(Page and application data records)
══════════════════════════════

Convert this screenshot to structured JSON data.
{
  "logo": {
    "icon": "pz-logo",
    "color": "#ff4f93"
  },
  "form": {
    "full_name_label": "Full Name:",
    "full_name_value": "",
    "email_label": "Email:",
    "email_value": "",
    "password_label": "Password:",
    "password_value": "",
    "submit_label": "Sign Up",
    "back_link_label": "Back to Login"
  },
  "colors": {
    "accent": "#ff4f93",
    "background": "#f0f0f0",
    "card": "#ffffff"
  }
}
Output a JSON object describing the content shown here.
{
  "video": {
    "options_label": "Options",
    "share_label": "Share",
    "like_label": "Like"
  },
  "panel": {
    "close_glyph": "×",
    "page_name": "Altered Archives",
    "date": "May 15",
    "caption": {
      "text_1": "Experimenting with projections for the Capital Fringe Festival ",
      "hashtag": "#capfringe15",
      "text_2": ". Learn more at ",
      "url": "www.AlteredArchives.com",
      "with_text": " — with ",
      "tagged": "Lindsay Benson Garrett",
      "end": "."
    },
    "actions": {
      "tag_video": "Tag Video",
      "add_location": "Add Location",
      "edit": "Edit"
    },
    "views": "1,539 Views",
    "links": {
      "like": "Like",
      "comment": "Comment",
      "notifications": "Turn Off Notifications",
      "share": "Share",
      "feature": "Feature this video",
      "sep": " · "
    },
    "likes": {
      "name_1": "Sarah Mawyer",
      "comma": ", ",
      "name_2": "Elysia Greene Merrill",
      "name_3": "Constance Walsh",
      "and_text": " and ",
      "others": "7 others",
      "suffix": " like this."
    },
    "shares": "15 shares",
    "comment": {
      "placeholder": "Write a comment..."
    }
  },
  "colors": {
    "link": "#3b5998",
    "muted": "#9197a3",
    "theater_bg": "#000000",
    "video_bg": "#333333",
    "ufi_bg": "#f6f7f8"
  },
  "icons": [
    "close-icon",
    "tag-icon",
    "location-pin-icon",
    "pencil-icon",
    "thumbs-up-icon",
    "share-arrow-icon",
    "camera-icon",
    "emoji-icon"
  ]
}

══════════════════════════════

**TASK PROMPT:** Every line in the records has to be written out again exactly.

**YOUR SOLUTION:**
Convert this screenshot to structured JSON data.
{
  "logo": {
    "icon": "pz-logo",
    "color": "#ff4f93"
  },
  "form": {
    "full_name_label": "Full Name:",
    "full_name_value": "",
    "email_label": "Email:",
    "email_value": "",
    "password_label": "Password:",
    "password_value": "",
    "submit_label": "Sign Up",
    "back_link_label": "Back to Login"
  },
  "colors": {
    "accent": "#ff4f93",
    "background": "#f0f0f0",
    "card": "#ffffff"
  }
}
Output a JSON object describing the content shown here.
{
  "video": {
    "options_label": "Options",
    "share_label": "Share",
    "like_label": "Like"
  },
  "panel": {
    "close_glyph": "×",
    "page_name": "Altered Archives",
    "date": "May 15",
    "caption": {
      "text_1": "Experimenting with projections for the Capital Fringe Festival ",
      "hashtag": "#capfringe15",
      "text_2": ". Learn more at ",
      "url": "www.AlteredArchives.com",
      "with_text": " — with ",
      "tagged": "Lindsay Benson Garrett",
      "end": "."
    },
    "actions": {
      "tag_video": "Tag Video",
      "add_location": "Add Location",
      "edit": "Edit"
    },
    "views": "1,539 Views",
    "links": {
      "like": "Like",
      "comment": "Comment",
      "notifications": "Turn Off Notifications",
      "share": "Share",
      "feature": "Feature this video",
      "sep": " · "
    },
    "likes": {
      "name_1": "Sarah Mawyer",
      "comma": ", ",
      "name_2": "Elysia Greene Merrill",
      "name_3": "Constance Walsh",
      "and_text": " and ",
      "others": "7 others",
      "suffix": " like this."
    },
    "shares": "15 shares",
    "comment": {
      "placeholder": "Write a comment..."
    }
  },
  "colors": {
    "link": "#3b5998",
    "muted": "#9197a3",
    "theater_bg": "#000000",
    "video_bg": "#333333",
    "ufi_bg": "#f6f7f8"
  },
  "icons": [
    "close-icon",
    "tag-icon",
    "location-pin-icon",
    "pencil-icon",
    "thumbs-up-icon",
    "share-arrow-icon",
    "camera-icon",
    "emoji-icon"
  ]
}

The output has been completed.